Jason Kenney’s win in Alberta is a blow to Canada’s climate change policies. As a major emitter, thanks to its oil and gas industry, getting Alberta onside with strong climate change policies was key to Canada’s commitment to the Paris Agreement.
There was an agreement between the Rachel Notley and Justin Trudeau governments that, in exchange for a pipeline – the Trans Mountain expansion – Alberta would deliver real climate change policies.
Notley lived up to her end of the bargain, with the introduction of a carbon tax, an emissions cap on the oil sands, and a promise to phase out coal power. She delivered a well-designed carbon tax that was supported by major oil companies in Alberta like Suncor and Canadian Natural Resources Ltd., said Chris Ragan, an economist at McGill University and chairman of the Ecofiscal Commission.
“To me the bigger picture is she proved you could do a policy like this and that it could be implemented and it could work well,” he said. “Alberta is not just any province. Alberta is a province where carbon pricing is as important as it anywhere else, but it’s a little bit harder to do well, and Rachel Notley did it well.”
But if all of Notley’s climate change policies are now swept aside, University of BC political science professor Richard Johnston wonders what that might mean for the Trueau government’s commitment to completing the twinning of the Trans Mountain pipeline.
“We do have a few more months of a Liberal government, and if they are re-elected, how obliged are they going to feel about Trans Mountain?” Johnston said. “Trans Mountain was part of the deal for the carbon tax.
“And one thing that I found upsetting about many environmentalists’ response to Trans Mountain was that they lost their grip on the bigger picture.

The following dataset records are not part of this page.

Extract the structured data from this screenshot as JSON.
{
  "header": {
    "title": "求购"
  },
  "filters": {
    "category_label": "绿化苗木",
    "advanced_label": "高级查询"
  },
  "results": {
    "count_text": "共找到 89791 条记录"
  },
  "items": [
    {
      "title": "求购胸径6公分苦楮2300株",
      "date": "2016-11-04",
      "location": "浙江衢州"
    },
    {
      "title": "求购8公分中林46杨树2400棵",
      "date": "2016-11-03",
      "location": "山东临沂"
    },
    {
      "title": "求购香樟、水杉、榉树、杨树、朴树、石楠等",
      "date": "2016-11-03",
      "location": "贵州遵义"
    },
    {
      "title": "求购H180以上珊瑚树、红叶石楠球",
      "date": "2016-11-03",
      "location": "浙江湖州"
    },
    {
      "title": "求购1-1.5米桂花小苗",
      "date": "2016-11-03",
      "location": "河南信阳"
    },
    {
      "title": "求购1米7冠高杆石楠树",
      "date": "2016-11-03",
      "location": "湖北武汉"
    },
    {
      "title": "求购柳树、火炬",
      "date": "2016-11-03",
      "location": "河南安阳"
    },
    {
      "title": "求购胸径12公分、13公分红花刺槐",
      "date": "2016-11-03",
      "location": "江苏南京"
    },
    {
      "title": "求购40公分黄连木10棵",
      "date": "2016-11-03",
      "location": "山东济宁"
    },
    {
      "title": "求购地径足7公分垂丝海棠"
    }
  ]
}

To me the carbon tax was the thing.
“If the Conservatives win the federal election with an outright majority, these guys could undo a generation’s worth of really serious, considered, intelligent policy making.”
Kenney has vowed to scrap Alberta’s carbon tax, although he has said he would implement a levy on heavy industrial emitters.
Once the Alberta carbon tax is scrapped, a federal backstop will kick in, but at $20 per tonne, it is $10 per tonne less than Alberta’s.
B.C. will be back to having disproportionately higher carbon pricing than its next-door neighbour.